After talks break down between the stranded and the blockers the bus is the place to be. You see the man who comes back every once in a while and shakes his head glumly in response to his wife’s yearning look. He hasn’t any good news for her. “Do you need anything?” he’ll ask her, and go outside again to get it. Grandpa or grandma become nostalgic, and irritating as they talk to themselves, loudly, reminding an ungrateful audience of the good old days. No claps follow the trite monologue, maybe yawns. Outside, you notice someone sleeping under the bus. You recognize him as the bus ticket collector. He is the last person on the bus to tire from waiting. So when he falls asleep you know its going to take a while for the road to open. One of the most infuriating scenes in a road block is that of a group of policemen in riot gear sitting in the shade of a nearby tree, making it look like a spa. I don’t understand: How is it that there always seems to be a tree nearby to rest under, with cops under it, doing nothing, allowing everything? Maybe they deserve the rest. It must be exhausting work trying to enforce the law in a place where force itself is law. Musing on who’s wrong and who’s right helps pass the torpid passage of time.
It also provides the only satisfaction you can draw from being in a roadblock – the fact that you tried to see beyond the obvious, and avoided judging people.
For Nepalese the road is not just leveled concrete. It is much more. It may not be a fast means to somewhere, but it is the fastest one to attention, and eventually to that elusive right justice. Vehicles may be stuck on it but it’s the runway from which political careers take off. It turns boys into men and sometimes men into boys. The best talents in pyrotechnics stage their shows on it, burning rubber, and a traveler’s plans. It seems everything in Nepal happens on the road.
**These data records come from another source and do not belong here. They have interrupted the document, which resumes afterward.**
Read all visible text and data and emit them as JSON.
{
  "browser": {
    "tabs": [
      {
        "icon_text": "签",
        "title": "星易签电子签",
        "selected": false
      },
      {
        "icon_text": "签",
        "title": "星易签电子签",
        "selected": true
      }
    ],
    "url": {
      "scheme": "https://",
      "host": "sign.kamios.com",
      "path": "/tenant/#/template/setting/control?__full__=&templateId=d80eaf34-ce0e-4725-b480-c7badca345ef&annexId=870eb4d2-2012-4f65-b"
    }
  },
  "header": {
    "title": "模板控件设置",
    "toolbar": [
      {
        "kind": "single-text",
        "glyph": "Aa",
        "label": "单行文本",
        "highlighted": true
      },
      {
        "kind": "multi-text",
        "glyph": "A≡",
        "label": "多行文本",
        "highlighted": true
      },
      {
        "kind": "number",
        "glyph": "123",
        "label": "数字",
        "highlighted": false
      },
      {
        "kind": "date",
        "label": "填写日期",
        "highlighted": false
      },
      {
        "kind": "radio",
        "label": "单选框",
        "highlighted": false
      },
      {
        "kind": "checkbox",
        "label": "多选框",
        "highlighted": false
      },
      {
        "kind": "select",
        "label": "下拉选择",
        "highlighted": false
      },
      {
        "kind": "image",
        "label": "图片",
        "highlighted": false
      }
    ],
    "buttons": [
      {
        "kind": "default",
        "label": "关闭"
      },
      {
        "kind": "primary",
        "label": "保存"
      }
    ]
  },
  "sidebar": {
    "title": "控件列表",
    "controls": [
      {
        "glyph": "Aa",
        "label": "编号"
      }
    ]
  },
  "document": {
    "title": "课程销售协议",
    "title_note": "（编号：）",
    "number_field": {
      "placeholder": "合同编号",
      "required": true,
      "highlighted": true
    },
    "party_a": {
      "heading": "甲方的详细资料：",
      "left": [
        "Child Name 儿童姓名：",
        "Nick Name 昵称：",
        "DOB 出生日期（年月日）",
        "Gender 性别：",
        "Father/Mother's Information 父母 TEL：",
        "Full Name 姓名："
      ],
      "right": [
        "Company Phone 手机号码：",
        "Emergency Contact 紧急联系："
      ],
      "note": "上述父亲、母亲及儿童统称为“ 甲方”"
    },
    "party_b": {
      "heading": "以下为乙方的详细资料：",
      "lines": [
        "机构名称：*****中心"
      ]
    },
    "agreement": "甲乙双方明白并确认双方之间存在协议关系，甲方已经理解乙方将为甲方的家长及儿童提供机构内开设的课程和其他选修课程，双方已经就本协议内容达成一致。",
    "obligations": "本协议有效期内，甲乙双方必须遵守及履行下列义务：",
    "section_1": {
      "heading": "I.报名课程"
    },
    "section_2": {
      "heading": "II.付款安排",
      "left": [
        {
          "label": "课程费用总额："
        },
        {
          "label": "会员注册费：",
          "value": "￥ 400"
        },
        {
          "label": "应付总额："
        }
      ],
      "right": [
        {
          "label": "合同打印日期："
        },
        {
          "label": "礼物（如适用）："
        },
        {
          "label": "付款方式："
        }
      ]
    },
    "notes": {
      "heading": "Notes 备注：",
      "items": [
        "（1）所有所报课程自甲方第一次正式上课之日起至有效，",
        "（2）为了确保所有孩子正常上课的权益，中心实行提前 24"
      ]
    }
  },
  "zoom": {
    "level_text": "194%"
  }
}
And the traveler in the midst of all this not only sees, but understands. You see people with sticks blocking the road and you understand they have no other choice. You learn more from a day of being stuck in a road block about Nepal than perhaps in a month of travelling.
Stuck in a road block your gaze sometimes fixes on the road running into the distance and you ask yourself, “Where is this taking us?”
Kapil Bisht is a freelance writer who frequently travels to and from his home in West Nepal on the bus (wishing, at times, that he had a racy red convertible to drive instead). He may be contacted at firstname.lastname@example.org.